**Task item**
Filter the entries for lines with the word "JSON".

======== Input for this task

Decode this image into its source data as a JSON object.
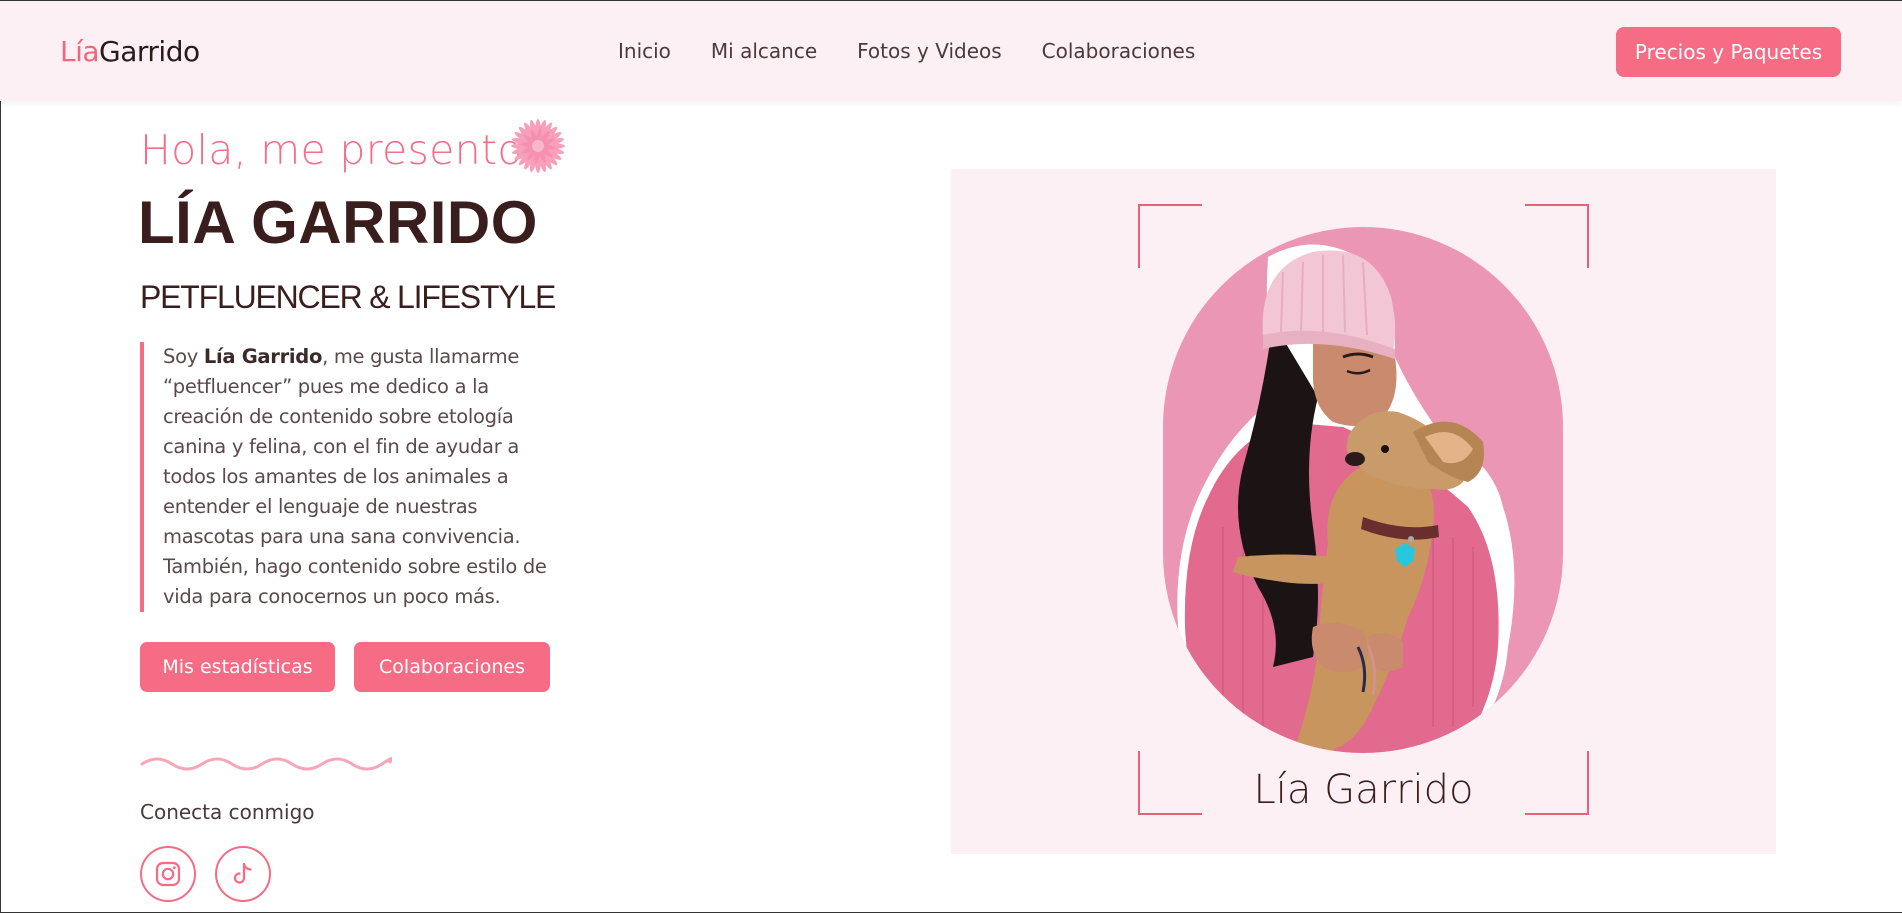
{
  "header": {
    "logo_first": "Lía",
    "logo_last": "Garrido",
    "nav": [
      "Inicio",
      "Mi alcance",
      "Fotos y Videos",
      "Colaboraciones"
    ],
    "cta_label": "Precios y Paquetes"
  },
  "hero": {
    "greeting": "Hola, me presento...",
    "name": "LÍA GARRIDO",
    "subtitle": "PETFLUENCER & LIFESTYLE",
    "bio_prefix": "Soy ",
    "bio_name": "Lía Garrido",
    "bio_text": ", me gusta llamarme “petfluencer” pues me dedico a la creación de contenido sobre etología canina y felina, con el fin de ayudar a todos los amantes de los animales a entender el lenguaje de nuestras mascotas para una sana convivencia. También, hago contenido sobre estilo de vida para conocernos un poco más.",
    "buttons": [
      "Mis estadísticas",
      "Colaboraciones"
    ],
    "connect_label": "Conecta conmigo",
    "social": [
      "instagram-icon",
      "tiktok-icon"
    ]
  },
  "card": {
    "caption": "Lía Garrido",
    "photo_icon": "woman-with-dog-photo"
  },
  "colors": {
    "accent": "#f56c84",
    "header_bg": "#fdf0f4",
    "heading": "#3a1d1d",
    "photo_bg": "#ec96b5"
  }
}
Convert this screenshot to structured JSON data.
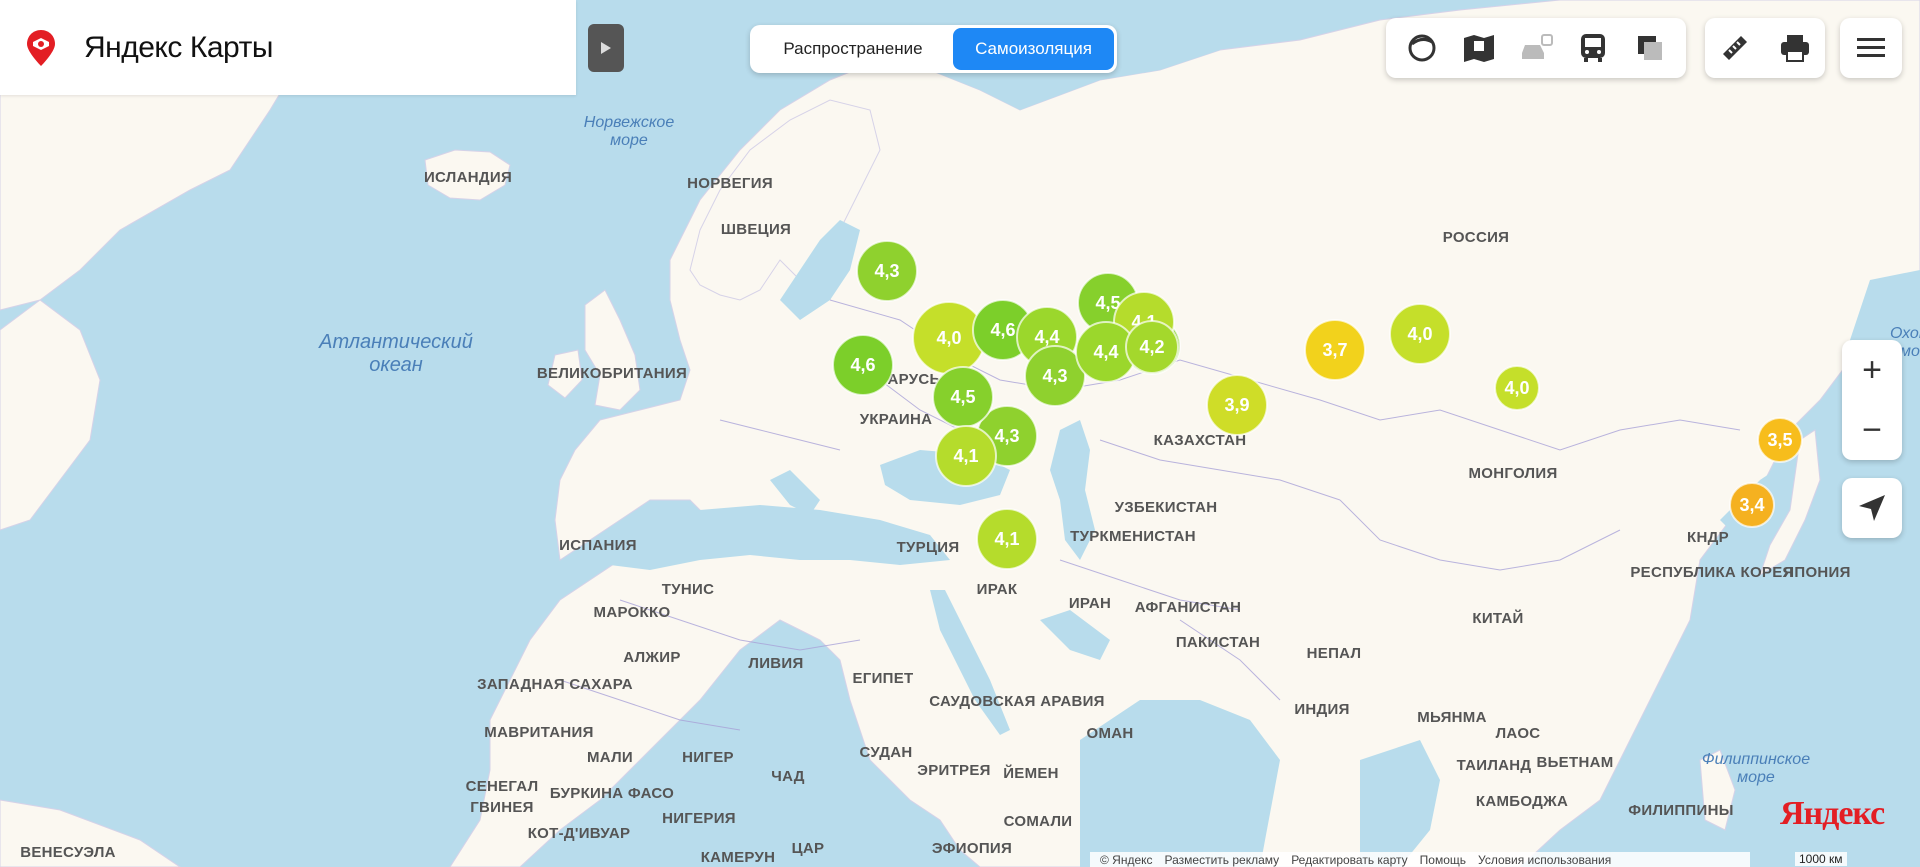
{
  "app": {
    "logo_brand": "Яндекс",
    "logo_product": "Карты"
  },
  "modes": {
    "spread_label": "Распространение",
    "isolation_label": "Самоизоляция",
    "active": "isolation"
  },
  "layers": [
    {
      "icon": "circle-layers-icon"
    },
    {
      "icon": "map-book-icon"
    },
    {
      "icon": "traffic-car-icon"
    },
    {
      "icon": "bus-transport-icon"
    },
    {
      "icon": "panorama-layers-icon"
    }
  ],
  "tools": [
    {
      "icon": "ruler-icon"
    },
    {
      "icon": "printer-icon"
    }
  ],
  "menu_icon": "hamburger-menu-icon",
  "zoom": {
    "in_label": "+",
    "out_label": "−"
  },
  "seas": [
    {
      "id": "norwegian",
      "lines": [
        "Норвежское",
        "море"
      ]
    },
    {
      "id": "atlantic",
      "lines": [
        "Атлантический",
        "океан"
      ]
    },
    {
      "id": "okhotsk",
      "lines": [
        "Охотск",
        "мо"
      ]
    },
    {
      "id": "philippine",
      "lines": [
        "Филиппинское",
        "море"
      ]
    }
  ],
  "countries": [
    {
      "id": "iceland",
      "name": "ИСЛАНДИЯ"
    },
    {
      "id": "norway",
      "name": "НОРВЕГИЯ"
    },
    {
      "id": "sweden",
      "name": "ШВЕЦИЯ"
    },
    {
      "id": "russia",
      "name": "РОССИЯ"
    },
    {
      "id": "uk",
      "name": "ВЕЛИКОБРИТАНИЯ"
    },
    {
      "id": "belarus",
      "name": "БЕЛАРУСЬ"
    },
    {
      "id": "ukraine",
      "name": "УКРАИНА"
    },
    {
      "id": "kazakhstan",
      "name": "КАЗАХСТАН"
    },
    {
      "id": "mongolia",
      "name": "МОНГОЛИЯ"
    },
    {
      "id": "uzbekistan",
      "name": "УЗБЕКИСТАН"
    },
    {
      "id": "turkmenistan",
      "name": "ТУРКМЕНИСТАН"
    },
    {
      "id": "spain",
      "name": "ИСПАНИЯ"
    },
    {
      "id": "turkey",
      "name": "ТУРЦИЯ"
    },
    {
      "id": "tunisia",
      "name": "ТУНИС"
    },
    {
      "id": "morocco",
      "name": "МАРОККО"
    },
    {
      "id": "iraq",
      "name": "ИРАК"
    },
    {
      "id": "iran",
      "name": "ИРАН"
    },
    {
      "id": "afghanistan",
      "name": "АФГАНИСТАН"
    },
    {
      "id": "algeria",
      "name": "АЛЖИР"
    },
    {
      "id": "libya",
      "name": "ЛИВИЯ"
    },
    {
      "id": "pakistan",
      "name": "ПАКИСТАН"
    },
    {
      "id": "china",
      "name": "КИТАЙ"
    },
    {
      "id": "nepal",
      "name": "НЕПАЛ"
    },
    {
      "id": "dprk",
      "name": "КНДР"
    },
    {
      "id": "korea",
      "name": "РЕСПУБЛИКА КОРЕЯ"
    },
    {
      "id": "japan",
      "name": "ЯПОНИЯ"
    },
    {
      "id": "wsahara",
      "name": "ЗАПАДНАЯ САХАРА"
    },
    {
      "id": "egypt",
      "name": "ЕГИПЕТ"
    },
    {
      "id": "saudi",
      "name": "САУДОВСКАЯ АРАВИЯ"
    },
    {
      "id": "india",
      "name": "ИНДИЯ"
    },
    {
      "id": "myanmar",
      "name": "МЬЯНМА"
    },
    {
      "id": "laos",
      "name": "ЛАОС"
    },
    {
      "id": "mauritania",
      "name": "МАВРИТАНИЯ"
    },
    {
      "id": "mali",
      "name": "МАЛИ"
    },
    {
      "id": "niger",
      "name": "НИГЕР"
    },
    {
      "id": "sudan",
      "name": "СУДАН"
    },
    {
      "id": "oman",
      "name": "ОМАН"
    },
    {
      "id": "eritrea",
      "name": "ЭРИТРЕЯ"
    },
    {
      "id": "yemen",
      "name": "ЙЕМЕН"
    },
    {
      "id": "thailand",
      "name": "ТАИЛАНД"
    },
    {
      "id": "vietnam",
      "name": "ВЬЕТНАМ"
    },
    {
      "id": "chad",
      "name": "ЧАД"
    },
    {
      "id": "senegal",
      "name": "СЕНЕГАЛ"
    },
    {
      "id": "guinea",
      "name": "ГВИНЕЯ"
    },
    {
      "id": "burkina",
      "name": "БУРКИНА ФАСО"
    },
    {
      "id": "nigeria",
      "name": "НИГЕРИЯ"
    },
    {
      "id": "cambodia",
      "name": "КАМБОДЖА"
    },
    {
      "id": "philippines",
      "name": "ФИЛИППИНЫ"
    },
    {
      "id": "ivorycoast",
      "name": "КОТ-Д'ИВУАР"
    },
    {
      "id": "somalia",
      "name": "СОМАЛИ"
    },
    {
      "id": "venezuela",
      "name": "ВЕНЕСУЭЛА"
    },
    {
      "id": "cameroon",
      "name": "КАМЕРУН"
    },
    {
      "id": "car",
      "name": "ЦАР"
    },
    {
      "id": "ethiopia",
      "name": "ЭФИОПИЯ"
    }
  ],
  "clusters": [
    {
      "value": "4,3",
      "color": "#8fd12e"
    },
    {
      "value": "4,6",
      "color": "#7ccf2a"
    },
    {
      "value": "4,0",
      "color": "#c5df2a"
    },
    {
      "value": "4,6",
      "color": "#7ccf2a"
    },
    {
      "value": "4,4",
      "color": "#9bd72c"
    },
    {
      "value": "4,5",
      "color": "#86d02c"
    },
    {
      "value": "4,5",
      "color": "#86d02c"
    },
    {
      "value": "4,1",
      "color": "#b5dc2c"
    },
    {
      "value": "4,3",
      "color": "#8fd12e"
    },
    {
      "value": "4,4",
      "color": "#9bd72c"
    },
    {
      "value": "4,2",
      "color": "#a4d82c"
    },
    {
      "value": "4,3",
      "color": "#8fd12e"
    },
    {
      "value": "4,5",
      "color": "#86d02c"
    },
    {
      "value": "4,1",
      "color": "#b5dc2c"
    },
    {
      "value": "4,1",
      "color": "#b5dc2c"
    },
    {
      "value": "3,9",
      "color": "#cfdd28"
    },
    {
      "value": "3,7",
      "color": "#f2d21c"
    },
    {
      "value": "4,0",
      "color": "#c5df2a"
    },
    {
      "value": "4,0",
      "color": "#c5df2a"
    },
    {
      "value": "3,5",
      "color": "#f7bd1c"
    },
    {
      "value": "3,4",
      "color": "#f5b120"
    }
  ],
  "footer": {
    "copyright": "© Яндекс",
    "advertise": "Разместить рекламу",
    "edit_map": "Редактировать карту",
    "help": "Помощь",
    "terms": "Условия использования",
    "scale": "1000 км",
    "watermark": "Яндекс"
  },
  "colors": {
    "accent": "#1e88f5",
    "water": "#aad3df",
    "land": "#fbf8f1",
    "brand": "#e31e24"
  }
}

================

**Task output**
Decode this image into its source data as a JSON object.
Convert this screenshot to structured JSON data.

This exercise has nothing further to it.